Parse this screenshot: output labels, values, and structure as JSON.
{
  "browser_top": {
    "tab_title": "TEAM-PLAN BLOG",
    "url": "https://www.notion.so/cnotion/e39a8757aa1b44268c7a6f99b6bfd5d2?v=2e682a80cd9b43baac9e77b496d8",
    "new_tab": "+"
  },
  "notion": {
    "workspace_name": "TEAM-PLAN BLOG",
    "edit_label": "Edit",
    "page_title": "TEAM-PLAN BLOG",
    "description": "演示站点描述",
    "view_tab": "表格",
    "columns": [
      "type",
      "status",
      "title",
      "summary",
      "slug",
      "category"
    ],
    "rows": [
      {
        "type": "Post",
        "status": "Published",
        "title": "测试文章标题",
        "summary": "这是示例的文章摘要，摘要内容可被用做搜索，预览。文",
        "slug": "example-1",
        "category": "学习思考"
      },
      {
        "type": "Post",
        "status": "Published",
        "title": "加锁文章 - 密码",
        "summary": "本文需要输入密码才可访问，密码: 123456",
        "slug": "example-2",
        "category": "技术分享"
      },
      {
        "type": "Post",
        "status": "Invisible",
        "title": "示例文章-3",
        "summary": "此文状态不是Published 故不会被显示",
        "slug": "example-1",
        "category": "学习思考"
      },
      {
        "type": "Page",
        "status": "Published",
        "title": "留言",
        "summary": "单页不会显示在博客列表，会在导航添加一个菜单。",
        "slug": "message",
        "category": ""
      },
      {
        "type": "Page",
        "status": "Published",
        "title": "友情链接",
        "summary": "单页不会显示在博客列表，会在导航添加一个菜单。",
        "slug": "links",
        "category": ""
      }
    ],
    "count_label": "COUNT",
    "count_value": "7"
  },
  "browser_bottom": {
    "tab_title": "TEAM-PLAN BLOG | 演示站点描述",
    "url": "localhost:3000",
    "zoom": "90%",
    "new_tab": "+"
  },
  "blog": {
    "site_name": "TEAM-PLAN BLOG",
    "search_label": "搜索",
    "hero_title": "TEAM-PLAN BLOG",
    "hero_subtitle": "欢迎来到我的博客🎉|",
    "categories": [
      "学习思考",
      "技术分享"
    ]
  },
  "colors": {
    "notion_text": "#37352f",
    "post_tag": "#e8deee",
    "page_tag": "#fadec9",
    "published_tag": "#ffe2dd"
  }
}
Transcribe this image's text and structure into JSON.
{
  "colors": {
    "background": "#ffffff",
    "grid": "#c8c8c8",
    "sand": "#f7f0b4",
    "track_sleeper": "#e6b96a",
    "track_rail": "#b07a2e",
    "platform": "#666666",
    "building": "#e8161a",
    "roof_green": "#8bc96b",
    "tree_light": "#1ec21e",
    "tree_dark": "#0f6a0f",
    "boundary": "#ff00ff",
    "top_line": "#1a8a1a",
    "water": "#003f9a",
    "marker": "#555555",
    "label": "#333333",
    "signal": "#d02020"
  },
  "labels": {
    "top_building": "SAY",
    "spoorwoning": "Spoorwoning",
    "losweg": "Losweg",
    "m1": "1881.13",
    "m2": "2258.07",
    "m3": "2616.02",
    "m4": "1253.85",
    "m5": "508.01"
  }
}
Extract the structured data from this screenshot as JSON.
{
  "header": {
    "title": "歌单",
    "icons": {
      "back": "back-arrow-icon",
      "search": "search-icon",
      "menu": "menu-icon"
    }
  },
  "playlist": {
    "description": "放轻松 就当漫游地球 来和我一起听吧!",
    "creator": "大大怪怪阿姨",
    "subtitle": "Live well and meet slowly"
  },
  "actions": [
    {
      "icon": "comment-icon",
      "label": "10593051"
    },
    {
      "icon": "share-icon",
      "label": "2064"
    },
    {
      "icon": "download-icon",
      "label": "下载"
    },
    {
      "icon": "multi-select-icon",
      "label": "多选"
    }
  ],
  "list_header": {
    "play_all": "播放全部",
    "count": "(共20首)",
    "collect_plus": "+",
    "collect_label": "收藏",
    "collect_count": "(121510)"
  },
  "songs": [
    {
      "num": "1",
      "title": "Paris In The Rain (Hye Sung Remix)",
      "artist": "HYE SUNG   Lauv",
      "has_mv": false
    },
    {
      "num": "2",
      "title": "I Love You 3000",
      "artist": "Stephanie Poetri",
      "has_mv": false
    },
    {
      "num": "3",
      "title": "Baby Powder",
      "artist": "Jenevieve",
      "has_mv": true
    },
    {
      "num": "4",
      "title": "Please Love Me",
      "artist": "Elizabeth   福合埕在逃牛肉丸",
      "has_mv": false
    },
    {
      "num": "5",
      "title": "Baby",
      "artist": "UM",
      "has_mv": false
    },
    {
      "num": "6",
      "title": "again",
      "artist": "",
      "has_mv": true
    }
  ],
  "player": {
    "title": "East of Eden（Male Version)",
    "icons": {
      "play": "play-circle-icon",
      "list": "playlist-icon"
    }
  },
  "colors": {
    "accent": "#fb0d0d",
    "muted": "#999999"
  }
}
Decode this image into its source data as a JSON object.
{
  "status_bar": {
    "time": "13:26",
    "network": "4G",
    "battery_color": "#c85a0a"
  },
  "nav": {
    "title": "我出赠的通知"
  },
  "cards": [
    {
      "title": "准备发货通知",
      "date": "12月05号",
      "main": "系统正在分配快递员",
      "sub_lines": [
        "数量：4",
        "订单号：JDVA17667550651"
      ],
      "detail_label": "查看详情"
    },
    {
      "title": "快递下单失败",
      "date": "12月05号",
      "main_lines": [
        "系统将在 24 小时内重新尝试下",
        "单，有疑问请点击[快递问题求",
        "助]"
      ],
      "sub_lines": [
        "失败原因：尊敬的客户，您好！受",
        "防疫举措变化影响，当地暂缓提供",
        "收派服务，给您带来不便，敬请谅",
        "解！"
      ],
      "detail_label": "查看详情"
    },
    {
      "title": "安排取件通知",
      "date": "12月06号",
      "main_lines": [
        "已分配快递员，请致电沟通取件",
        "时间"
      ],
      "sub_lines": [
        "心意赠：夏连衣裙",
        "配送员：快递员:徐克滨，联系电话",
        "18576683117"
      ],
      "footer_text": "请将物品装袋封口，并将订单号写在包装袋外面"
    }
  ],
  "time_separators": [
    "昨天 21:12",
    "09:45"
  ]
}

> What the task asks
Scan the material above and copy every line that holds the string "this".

> Reply
Parse this screenshot: output labels, values, and structure as JSON.
Transcribe this image's text and structure into JSON.
Extract the structured data from this screenshot as JSON.
Decode this image into its source data as a JSON object.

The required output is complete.